Records provided
________

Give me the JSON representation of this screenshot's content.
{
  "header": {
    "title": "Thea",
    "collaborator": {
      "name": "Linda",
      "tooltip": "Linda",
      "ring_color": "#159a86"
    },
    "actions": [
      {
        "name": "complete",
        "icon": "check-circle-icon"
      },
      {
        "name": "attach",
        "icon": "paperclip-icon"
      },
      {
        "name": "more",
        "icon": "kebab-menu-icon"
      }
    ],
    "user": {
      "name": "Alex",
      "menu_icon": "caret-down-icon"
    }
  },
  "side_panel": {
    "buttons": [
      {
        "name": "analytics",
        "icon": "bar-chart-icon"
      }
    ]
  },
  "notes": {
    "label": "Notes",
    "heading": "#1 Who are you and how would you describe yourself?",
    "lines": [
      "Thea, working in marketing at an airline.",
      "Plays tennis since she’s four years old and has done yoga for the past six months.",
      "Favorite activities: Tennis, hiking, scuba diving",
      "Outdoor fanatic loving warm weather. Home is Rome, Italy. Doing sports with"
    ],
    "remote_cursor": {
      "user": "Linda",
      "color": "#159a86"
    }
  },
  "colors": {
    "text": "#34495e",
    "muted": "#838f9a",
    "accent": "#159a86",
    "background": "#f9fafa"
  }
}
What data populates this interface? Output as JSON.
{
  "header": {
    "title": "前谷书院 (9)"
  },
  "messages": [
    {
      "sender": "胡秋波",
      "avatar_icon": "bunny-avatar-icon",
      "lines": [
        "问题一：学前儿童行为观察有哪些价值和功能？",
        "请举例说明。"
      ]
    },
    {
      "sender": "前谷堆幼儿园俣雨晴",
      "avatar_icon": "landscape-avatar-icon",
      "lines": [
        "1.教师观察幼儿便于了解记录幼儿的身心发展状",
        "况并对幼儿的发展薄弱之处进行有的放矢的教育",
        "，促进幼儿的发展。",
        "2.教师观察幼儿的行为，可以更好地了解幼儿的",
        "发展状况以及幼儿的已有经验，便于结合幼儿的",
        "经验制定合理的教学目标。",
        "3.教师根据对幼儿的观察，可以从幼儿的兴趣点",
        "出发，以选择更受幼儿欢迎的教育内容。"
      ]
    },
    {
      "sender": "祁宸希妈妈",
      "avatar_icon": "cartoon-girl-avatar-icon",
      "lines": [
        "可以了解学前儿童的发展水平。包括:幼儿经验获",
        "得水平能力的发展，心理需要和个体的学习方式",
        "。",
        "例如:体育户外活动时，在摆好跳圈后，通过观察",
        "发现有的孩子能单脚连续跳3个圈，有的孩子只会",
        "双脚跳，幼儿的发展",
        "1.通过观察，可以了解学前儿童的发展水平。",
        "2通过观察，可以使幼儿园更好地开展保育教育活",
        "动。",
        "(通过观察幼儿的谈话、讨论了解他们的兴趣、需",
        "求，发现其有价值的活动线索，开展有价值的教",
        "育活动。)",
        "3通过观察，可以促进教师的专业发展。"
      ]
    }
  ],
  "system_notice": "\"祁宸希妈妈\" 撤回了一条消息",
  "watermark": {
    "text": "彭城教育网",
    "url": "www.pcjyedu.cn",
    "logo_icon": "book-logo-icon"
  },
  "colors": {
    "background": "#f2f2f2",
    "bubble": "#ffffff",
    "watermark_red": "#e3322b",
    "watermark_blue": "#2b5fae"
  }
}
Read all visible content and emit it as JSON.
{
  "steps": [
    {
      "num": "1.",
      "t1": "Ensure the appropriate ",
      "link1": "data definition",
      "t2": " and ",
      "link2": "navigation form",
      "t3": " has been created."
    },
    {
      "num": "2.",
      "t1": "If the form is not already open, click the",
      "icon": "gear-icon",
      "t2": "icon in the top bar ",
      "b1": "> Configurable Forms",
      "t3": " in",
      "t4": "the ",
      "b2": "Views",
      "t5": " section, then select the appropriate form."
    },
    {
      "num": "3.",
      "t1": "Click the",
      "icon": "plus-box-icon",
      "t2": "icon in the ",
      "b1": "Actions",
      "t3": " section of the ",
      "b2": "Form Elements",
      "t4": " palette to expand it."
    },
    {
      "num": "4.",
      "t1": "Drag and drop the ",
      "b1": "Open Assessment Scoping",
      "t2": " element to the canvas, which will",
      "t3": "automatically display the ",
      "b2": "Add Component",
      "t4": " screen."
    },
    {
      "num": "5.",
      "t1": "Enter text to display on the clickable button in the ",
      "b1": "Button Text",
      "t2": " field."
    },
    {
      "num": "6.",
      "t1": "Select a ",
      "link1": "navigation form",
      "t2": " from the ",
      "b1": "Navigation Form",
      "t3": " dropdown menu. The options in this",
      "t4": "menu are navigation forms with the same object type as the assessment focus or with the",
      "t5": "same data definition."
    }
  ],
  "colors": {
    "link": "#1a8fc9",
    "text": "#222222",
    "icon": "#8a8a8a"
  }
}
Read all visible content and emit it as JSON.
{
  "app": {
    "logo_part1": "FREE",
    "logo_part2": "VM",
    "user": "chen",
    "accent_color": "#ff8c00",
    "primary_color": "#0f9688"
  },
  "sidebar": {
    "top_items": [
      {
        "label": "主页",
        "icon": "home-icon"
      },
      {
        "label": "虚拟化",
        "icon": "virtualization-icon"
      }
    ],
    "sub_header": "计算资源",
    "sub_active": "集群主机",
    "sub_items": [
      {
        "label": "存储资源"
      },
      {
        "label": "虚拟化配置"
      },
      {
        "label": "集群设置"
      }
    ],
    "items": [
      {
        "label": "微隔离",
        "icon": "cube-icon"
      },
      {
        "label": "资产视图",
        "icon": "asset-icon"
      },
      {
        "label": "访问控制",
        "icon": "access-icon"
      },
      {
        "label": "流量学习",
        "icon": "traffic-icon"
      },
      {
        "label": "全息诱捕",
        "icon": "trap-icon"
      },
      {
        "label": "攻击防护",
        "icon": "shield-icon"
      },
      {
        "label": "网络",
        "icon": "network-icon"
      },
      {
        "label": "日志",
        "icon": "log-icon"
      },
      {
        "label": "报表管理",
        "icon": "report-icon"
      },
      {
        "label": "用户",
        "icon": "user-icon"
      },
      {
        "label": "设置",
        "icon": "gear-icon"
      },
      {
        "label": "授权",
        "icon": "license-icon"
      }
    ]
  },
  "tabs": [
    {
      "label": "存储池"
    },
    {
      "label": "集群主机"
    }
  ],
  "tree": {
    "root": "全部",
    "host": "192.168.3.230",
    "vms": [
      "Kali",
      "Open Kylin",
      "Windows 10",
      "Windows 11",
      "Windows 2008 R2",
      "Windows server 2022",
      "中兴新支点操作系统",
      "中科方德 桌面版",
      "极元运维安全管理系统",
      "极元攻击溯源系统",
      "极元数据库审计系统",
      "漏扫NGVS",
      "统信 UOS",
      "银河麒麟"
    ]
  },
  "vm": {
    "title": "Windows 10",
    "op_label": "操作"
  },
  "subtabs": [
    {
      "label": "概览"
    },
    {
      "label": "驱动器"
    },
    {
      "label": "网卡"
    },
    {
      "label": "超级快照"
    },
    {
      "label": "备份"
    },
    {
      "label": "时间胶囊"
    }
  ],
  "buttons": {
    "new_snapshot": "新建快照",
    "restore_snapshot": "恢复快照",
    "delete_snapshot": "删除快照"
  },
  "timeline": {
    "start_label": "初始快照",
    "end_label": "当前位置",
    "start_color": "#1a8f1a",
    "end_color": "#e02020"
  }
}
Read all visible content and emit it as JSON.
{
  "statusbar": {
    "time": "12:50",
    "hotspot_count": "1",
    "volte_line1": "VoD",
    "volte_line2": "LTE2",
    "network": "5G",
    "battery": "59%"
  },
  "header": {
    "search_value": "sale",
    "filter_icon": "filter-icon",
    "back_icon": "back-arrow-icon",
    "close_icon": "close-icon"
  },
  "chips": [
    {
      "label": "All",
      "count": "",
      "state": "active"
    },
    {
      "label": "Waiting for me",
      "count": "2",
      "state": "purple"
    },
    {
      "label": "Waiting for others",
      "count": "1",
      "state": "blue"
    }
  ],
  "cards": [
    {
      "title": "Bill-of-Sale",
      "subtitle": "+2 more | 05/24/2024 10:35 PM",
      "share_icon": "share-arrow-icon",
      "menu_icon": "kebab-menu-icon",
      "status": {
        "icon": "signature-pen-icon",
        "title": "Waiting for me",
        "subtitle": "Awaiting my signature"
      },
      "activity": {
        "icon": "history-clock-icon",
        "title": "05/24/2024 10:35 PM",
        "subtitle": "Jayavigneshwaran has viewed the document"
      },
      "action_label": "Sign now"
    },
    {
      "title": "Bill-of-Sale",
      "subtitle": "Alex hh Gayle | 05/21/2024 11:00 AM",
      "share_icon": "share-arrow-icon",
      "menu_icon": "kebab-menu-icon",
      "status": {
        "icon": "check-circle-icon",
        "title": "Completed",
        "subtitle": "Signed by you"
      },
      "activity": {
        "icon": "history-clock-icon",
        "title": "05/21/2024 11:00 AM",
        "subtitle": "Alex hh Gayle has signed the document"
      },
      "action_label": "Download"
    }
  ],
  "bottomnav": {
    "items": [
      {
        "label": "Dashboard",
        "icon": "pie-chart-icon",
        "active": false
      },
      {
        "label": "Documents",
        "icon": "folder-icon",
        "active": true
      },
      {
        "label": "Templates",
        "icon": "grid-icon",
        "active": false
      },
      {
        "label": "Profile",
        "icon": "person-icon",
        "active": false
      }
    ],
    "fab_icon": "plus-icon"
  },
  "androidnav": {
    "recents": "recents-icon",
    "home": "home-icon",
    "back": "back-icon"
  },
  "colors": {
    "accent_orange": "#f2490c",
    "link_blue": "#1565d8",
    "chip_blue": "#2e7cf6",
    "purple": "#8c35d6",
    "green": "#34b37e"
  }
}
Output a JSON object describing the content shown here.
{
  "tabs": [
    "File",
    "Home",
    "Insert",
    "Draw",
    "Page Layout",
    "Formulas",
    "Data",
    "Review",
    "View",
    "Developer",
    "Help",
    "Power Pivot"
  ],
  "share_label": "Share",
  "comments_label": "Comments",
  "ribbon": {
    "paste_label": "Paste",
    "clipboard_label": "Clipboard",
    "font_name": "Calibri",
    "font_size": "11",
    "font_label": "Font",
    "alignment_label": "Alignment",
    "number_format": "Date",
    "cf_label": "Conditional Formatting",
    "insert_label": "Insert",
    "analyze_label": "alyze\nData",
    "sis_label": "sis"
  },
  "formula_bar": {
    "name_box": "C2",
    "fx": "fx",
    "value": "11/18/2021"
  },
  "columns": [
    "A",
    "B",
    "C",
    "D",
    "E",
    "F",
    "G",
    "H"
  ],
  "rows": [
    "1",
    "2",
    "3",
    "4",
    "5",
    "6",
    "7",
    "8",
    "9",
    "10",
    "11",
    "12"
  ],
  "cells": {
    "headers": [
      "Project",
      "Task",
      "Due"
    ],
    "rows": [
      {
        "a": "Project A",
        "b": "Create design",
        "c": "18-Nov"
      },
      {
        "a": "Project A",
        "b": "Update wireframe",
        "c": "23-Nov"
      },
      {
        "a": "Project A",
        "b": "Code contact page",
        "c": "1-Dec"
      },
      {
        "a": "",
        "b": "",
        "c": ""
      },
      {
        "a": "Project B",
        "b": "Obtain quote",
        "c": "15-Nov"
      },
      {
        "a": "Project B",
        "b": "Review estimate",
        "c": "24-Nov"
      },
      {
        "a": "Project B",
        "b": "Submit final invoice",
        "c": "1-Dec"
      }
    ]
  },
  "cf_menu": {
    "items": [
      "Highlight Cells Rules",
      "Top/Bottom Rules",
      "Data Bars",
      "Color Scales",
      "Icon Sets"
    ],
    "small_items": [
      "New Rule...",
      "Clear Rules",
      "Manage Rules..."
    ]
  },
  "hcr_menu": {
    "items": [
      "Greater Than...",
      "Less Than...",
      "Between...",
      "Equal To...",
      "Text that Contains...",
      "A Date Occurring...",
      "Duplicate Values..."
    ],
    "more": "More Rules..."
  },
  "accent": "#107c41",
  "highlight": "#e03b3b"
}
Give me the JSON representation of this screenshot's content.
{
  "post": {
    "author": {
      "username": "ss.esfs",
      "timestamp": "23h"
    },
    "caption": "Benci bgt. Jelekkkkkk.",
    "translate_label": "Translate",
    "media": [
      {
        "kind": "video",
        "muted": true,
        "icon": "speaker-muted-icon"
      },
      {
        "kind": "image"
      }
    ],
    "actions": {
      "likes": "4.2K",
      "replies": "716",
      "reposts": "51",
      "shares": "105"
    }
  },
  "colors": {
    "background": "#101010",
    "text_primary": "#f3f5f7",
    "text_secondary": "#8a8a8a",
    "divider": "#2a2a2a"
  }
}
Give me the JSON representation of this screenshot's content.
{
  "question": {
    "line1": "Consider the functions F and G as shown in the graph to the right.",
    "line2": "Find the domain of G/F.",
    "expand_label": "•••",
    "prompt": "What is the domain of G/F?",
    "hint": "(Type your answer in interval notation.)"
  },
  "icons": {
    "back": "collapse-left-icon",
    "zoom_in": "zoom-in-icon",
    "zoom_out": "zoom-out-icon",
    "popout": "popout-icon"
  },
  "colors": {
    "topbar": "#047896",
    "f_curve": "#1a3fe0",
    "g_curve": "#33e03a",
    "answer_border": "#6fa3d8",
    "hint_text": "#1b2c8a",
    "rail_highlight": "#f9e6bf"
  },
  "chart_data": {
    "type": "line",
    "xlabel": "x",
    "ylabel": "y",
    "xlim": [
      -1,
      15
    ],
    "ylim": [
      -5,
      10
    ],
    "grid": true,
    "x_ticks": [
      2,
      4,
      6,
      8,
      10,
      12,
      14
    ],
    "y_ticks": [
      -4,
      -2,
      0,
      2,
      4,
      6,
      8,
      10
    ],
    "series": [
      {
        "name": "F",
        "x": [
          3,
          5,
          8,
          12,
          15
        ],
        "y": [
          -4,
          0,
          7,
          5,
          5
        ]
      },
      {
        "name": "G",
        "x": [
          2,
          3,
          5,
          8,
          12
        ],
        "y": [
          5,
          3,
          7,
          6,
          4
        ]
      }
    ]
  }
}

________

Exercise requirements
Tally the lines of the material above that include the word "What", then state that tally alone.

Your response
2